| REQUIRED ACTION |
An exact reproduction of all the entries is what the answer must contain.

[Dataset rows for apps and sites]
┌────────

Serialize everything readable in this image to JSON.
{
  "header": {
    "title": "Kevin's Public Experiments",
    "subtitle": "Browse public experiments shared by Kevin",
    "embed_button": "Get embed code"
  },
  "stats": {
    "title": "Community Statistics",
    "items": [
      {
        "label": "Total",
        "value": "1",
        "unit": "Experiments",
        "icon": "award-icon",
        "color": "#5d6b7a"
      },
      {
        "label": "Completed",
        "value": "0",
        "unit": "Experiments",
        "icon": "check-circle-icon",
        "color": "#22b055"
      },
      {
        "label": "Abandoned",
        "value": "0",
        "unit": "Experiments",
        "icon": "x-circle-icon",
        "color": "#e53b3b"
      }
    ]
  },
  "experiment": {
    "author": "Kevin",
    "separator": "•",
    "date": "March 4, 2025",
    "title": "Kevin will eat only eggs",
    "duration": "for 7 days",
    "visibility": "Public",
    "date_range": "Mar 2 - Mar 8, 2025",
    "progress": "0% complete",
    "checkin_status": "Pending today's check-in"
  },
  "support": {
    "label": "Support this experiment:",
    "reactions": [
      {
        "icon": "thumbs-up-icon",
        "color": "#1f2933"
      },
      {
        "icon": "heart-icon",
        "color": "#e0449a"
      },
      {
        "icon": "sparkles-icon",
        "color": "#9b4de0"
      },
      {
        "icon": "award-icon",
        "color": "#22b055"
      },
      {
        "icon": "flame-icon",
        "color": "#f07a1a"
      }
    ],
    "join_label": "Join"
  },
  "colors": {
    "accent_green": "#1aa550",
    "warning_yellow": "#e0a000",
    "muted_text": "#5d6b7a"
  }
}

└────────

| RESPONSE FOR THIS EXERCISE |
Serialize everything readable in this image to JSON.
{
  "header": {
    "title": "Kevin's Public Experiments",
    "subtitle": "Browse public experiments shared by Kevin",
    "embed_button": "Get embed code"
  },
  "stats": {
    "title": "Community Statistics",
    "items": [
      {
        "label": "Total",
        "value": "1",
        "unit": "Experiments",
        "icon": "award-icon",
        "color": "#5d6b7a"
      },
      {
        "label": "Completed",
        "value": "0",
        "unit": "Experiments",
        "icon": "check-circle-icon",
        "color": "#22b055"
      },
      {
        "label": "Abandoned",
        "value": "0",
        "unit": "Experiments",
        "icon": "x-circle-icon",
        "color": "#e53b3b"
      }
    ]
  },
  "experiment": {
    "author": "Kevin",
    "separator": "•",
    "date": "March 4, 2025",
    "title": "Kevin will eat only eggs",
    "duration": "for 7 days",
    "visibility": "Public",
    "date_range": "Mar 2 - Mar 8, 2025",
    "progress": "0% complete",
    "checkin_status": "Pending today's check-in"
  },
  "support": {
    "label": "Support this experiment:",
    "reactions": [
      {
        "icon": "thumbs-up-icon",
        "color": "#1f2933"
      },
      {
        "icon": "heart-icon",
        "color": "#e0449a"
      },
      {
        "icon": "sparkles-icon",
        "color": "#9b4de0"
      },
      {
        "icon": "award-icon",
        "color": "#22b055"
      },
      {
        "icon": "flame-icon",
        "color": "#f07a1a"
      }
    ],
    "join_label": "Join"
  },
  "colors": {
    "accent_green": "#1aa550",
    "warning_yellow": "#e0a000",
    "muted_text": "#5d6b7a"
  }
}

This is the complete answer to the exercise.